One big study conducted by the Harvard T.H. Chan School of Public Health analyzed the effect of a healthy lifestyle on life expectancy. This research used data on 78,000 women and 40,000 men who were followed for 34 and 28 years respectively. 
It considered five factors to determine whether someone is low-risk or high risk for premature mortality. These include diet, smoking/non-smoking habits, physical activity, alcohol consumption, and body mass index. One of the findings is that even just one healthy habit, such as a healthy diet, can lengthen life expectancy by two years. (Although those who have healthy habits in all five areas by age 50 enjoyed even longer lives, specifically 14 years for women and 12 years for men).
According to the study, a healthy diet includes higher consumption of vegetables, fruits, nuts, omega-3 fatty acids, healthy fats and whole grains and low consumption of red and processed meats, trans fat, sodium, and beverages that are high in sugar.
For patients who are dealing with chronic illnesses, maintaining a healthy diet can help them better cope with their condition. As stated by a Harvard Health Publishing article, “[p]art of the treatment for almost any chronic condition involves lifestyle changes” which include “stopping smoking, losing weight, exercising more, and shifting to healthier eating habits”.
Healthy eating can be challenging for people with limited resources, and those who are managing families and always on the go. Now, with the abundance of fast food choices, almost all of which offer delivery services, it is not surprising if a lot of people fail to eat a healthy and balanced diet regularly.
Unhealthy eating habits, however, can cause a lot of problems both to healthy individuals and those with chronic illnesses. For instance, a poor diet increases a person’s risk of suffering from obesity, heart disease, stroke, type 2 diabetes, and cancer.  Below are a few tips on how you can improve your eating habits:
1. Allocate time to read about nutrition. Learn how much of a certain vitamin or mineral our body needs per day and the kinds of food that provide them. Also take note of the possible effects of deficiency of each one such as osteoporosis, teeth and skin problems due to lack of calcium and Vitamin D which aids in calcium absorption.
2. Get a notebook and list what you eat. Take note of the type of food you usually include in your diet. Is it mostly protein? From what source? Also, identify the kinds of food lacking in your diet. Make a list before you go grocery shopping and stick to it.
3. Make meal planning a priority. Plan meals in advance to ensure you’re meeting daily nutritional requirements and make shopping more efficient. You can also prep your food in advance during weekends so you can easily cook or reheat them on weekdays. If you’re very busy, you can try healthy meal plan deliveries.
4. Continue your food diary, this time ensuring you are able to eat the healthy food you previously didn’t, and lessen your intake of unhealthy foods.
5. Consult your doctor, a dietician or certified nutrition specialist.

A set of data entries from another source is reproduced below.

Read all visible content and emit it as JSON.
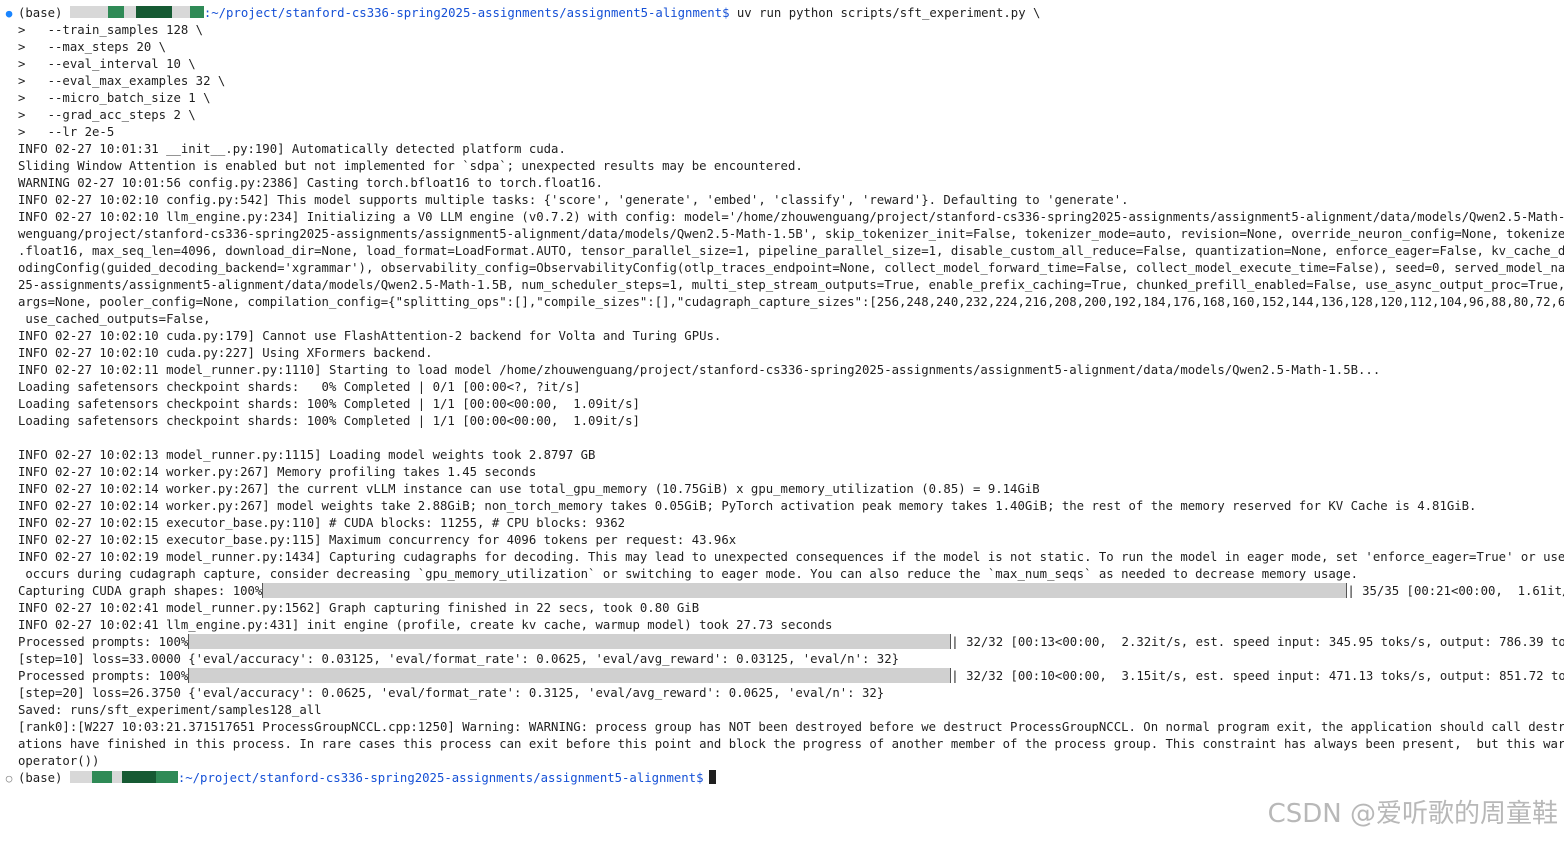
{
  "terminal": {
    "cmd": {
      "env": "(base)",
      "path": ":~/project/stanford-cs336-spring2025-assignments/assignment5-alignment$",
      "command": " uv run python scripts/sft_experiment.py \\"
    },
    "args": [
      ">   --train_samples 128 \\",
      ">   --max_steps 20 \\",
      ">   --eval_interval 10 \\",
      ">   --eval_max_examples 32 \\",
      ">   --micro_batch_size 1 \\",
      ">   --grad_acc_steps 2 \\",
      ">   --lr 2e-5"
    ],
    "log1": [
      "INFO 02-27 10:01:31 __init__.py:190] Automatically detected platform cuda.",
      "Sliding Window Attention is enabled but not implemented for `sdpa`; unexpected results may be encountered.",
      "WARNING 02-27 10:01:56 config.py:2386] Casting torch.bfloat16 to torch.float16.",
      "INFO 02-27 10:02:10 config.py:542] This model supports multiple tasks: {'score', 'generate', 'embed', 'classify', 'reward'}. Defaulting to 'generate'.",
      "INFO 02-27 10:02:10 llm_engine.py:234] Initializing a V0 LLM engine (v0.7.2) with config: model='/home/zhouwenguang/project/stanford-cs336-spring2025-assignments/assignment5-alignment/data/models/Qwen2.5-Math-1.5B', specu",
      "wenguang/project/stanford-cs336-spring2025-assignments/assignment5-alignment/data/models/Qwen2.5-Math-1.5B', skip_tokenizer_init=False, tokenizer_mode=auto, revision=None, override_neuron_config=None, tokenizer_revision=N",
      ".float16, max_seq_len=4096, download_dir=None, load_format=LoadFormat.AUTO, tensor_parallel_size=1, pipeline_parallel_size=1, disable_custom_all_reduce=False, quantization=None, enforce_eager=False, kv_cache_dtype=auto,",
      "odingConfig(guided_decoding_backend='xgrammar'), observability_config=ObservabilityConfig(otlp_traces_endpoint=None, collect_model_forward_time=False, collect_model_execute_time=False), seed=0, served_model_name=/home/zho",
      "25-assignments/assignment5-alignment/data/models/Qwen2.5-Math-1.5B, num_scheduler_steps=1, multi_step_stream_outputs=True, enable_prefix_caching=True, chunked_prefill_enabled=False, use_async_output_proc=True, disable_mm_",
      "args=None, pooler_config=None, compilation_config={\"splitting_ops\":[],\"compile_sizes\":[],\"cudagraph_capture_sizes\":[256,248,240,232,224,216,208,200,192,184,176,168,160,152,144,136,128,120,112,104,96,88,80,72,64,56,48,40,3",
      " use_cached_outputs=False,",
      "INFO 02-27 10:02:10 cuda.py:179] Cannot use FlashAttention-2 backend for Volta and Turing GPUs.",
      "INFO 02-27 10:02:10 cuda.py:227] Using XFormers backend.",
      "INFO 02-27 10:02:11 model_runner.py:1110] Starting to load model /home/zhouwenguang/project/stanford-cs336-spring2025-assignments/assignment5-alignment/data/models/Qwen2.5-Math-1.5B...",
      "Loading safetensors checkpoint shards:   0% Completed | 0/1 [00:00<?, ?it/s]",
      "Loading safetensors checkpoint shards: 100% Completed | 1/1 [00:00<00:00,  1.09it/s]",
      "Loading safetensors checkpoint shards: 100% Completed | 1/1 [00:00<00:00,  1.09it/s]",
      "",
      "INFO 02-27 10:02:13 model_runner.py:1115] Loading model weights took 2.8797 GB",
      "INFO 02-27 10:02:14 worker.py:267] Memory profiling takes 1.45 seconds",
      "INFO 02-27 10:02:14 worker.py:267] the current vLLM instance can use total_gpu_memory (10.75GiB) x gpu_memory_utilization (0.85) = 9.14GiB",
      "INFO 02-27 10:02:14 worker.py:267] model weights take 2.88GiB; non_torch_memory takes 0.05GiB; PyTorch activation peak memory takes 1.40GiB; the rest of the memory reserved for KV Cache is 4.81GiB.",
      "INFO 02-27 10:02:15 executor_base.py:110] # CUDA blocks: 11255, # CPU blocks: 9362",
      "INFO 02-27 10:02:15 executor_base.py:115] Maximum concurrency for 4096 tokens per request: 43.96x",
      "INFO 02-27 10:02:19 model_runner.py:1434] Capturing cudagraphs for decoding. This may lead to unexpected consequences if the model is not static. To run the model in eager mode, set 'enforce_eager=True' or use '--enforce-",
      " occurs during cudagraph capture, consider decreasing `gpu_memory_utilization` or switching to eager mode. You can also reduce the `max_num_seqs` as needed to decrease memory usage."
    ],
    "cuda_bar": {
      "prefix": "Capturing CUDA graph shapes: 100%",
      "suffix": "| 35/35 [00:21<00:00,  1.61it/s]",
      "progress": 1.0
    },
    "log2": [
      "INFO 02-27 10:02:41 model_runner.py:1562] Graph capturing finished in 22 secs, took 0.80 GiB",
      "INFO 02-27 10:02:41 llm_engine.py:431] init engine (profile, create kv cache, warmup model) took 27.73 seconds"
    ],
    "prompts_bar_1": {
      "prefix": "Processed prompts: 100%",
      "suffix": "| 32/32 [00:13<00:00,  2.32it/s, est. speed input: 345.95 toks/s, output: 786.39 toks/s]",
      "progress": 1.0
    },
    "step10": "[step=10] loss=33.0000 {'eval/accuracy': 0.03125, 'eval/format_rate': 0.0625, 'eval/avg_reward': 0.03125, 'eval/n': 32}",
    "prompts_bar_2": {
      "prefix": "Processed prompts: 100%",
      "suffix": "| 32/32 [00:10<00:00,  3.15it/s, est. speed input: 471.13 toks/s, output: 851.72 toks/s]",
      "progress": 1.0
    },
    "step20": "[step=20] loss=26.3750 {'eval/accuracy': 0.0625, 'eval/format_rate': 0.3125, 'eval/avg_reward': 0.0625, 'eval/n': 32}",
    "log3": [
      "Saved: runs/sft_experiment/samples128_all",
      "[rank0]:[W227 10:03:21.371517651 ProcessGroupNCCL.cpp:1250] Warning: WARNING: process group has NOT been destroyed before we destruct ProcessGroupNCCL. On normal program exit, the application should call destroy_process_g",
      "ations have finished in this process. In rare cases this process can exit before this point and block the progress of another member of the process group. This constraint has always been present,  but this warning has onl",
      "operator())"
    ],
    "prompt": {
      "env": "(base)",
      "path": ":~/project/stanford-cs336-spring2025-assignments/assignment5-alignment$"
    },
    "gutter": {
      "active": "●",
      "inactive": "○"
    },
    "colors": {
      "path": "#1550d6",
      "text": "#1f1f1f",
      "dot_active": "#1a85ff",
      "bar_fill": "#d0d0d0"
    }
  },
  "watermark": "CSDN @爱听歌的周童鞋"
}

When making changes in your diet, talk to your physician. This is especially important when you have a health condition or consuming vitamins and supplements.
For instance, if you have a health condition like GERD, too much fat can contribute to acid reflux so you might want to prioritize non-dairy sources of calcium. On the other hand, it is possible for supplements and fortified foods to cause vitamin toxicity when taken beyond the recommended limit.
A healthy balanced diet is essential for wellbeing. It may help prevent certain illnesses and conditions. Read up on increasing your use of eggs, beans, seeds, fruits and vegetables and whole grains. A healthier diet can help people living with chronic illnesses better deal with their condition. Pause and pay attention to what you eat and consult your doctor as necessary.
And if you or someone you know is dealing with a chronic illness, check our list of patient communities here so that you can have a safe and supportive online community.
 Monique Tello, MD, MPH (2020) Healthy lifestyle: 5 keys to a longer life. https://www.health.harvard.edu/blog/healthy-lifestyle-5-keys-to-a-longer-life-2018070514186
 Harvard Health Publishing (2017). 10 steps for coping with a chronic condition. <https://my.clevelandclinic.org/health/articles/4062-chronic-illness>
 Poor Nutrition. Center for Disease Control and Prevention. https://www.cdc.gov/chronicdisease/resources/publications/factsheets/nutrition.htm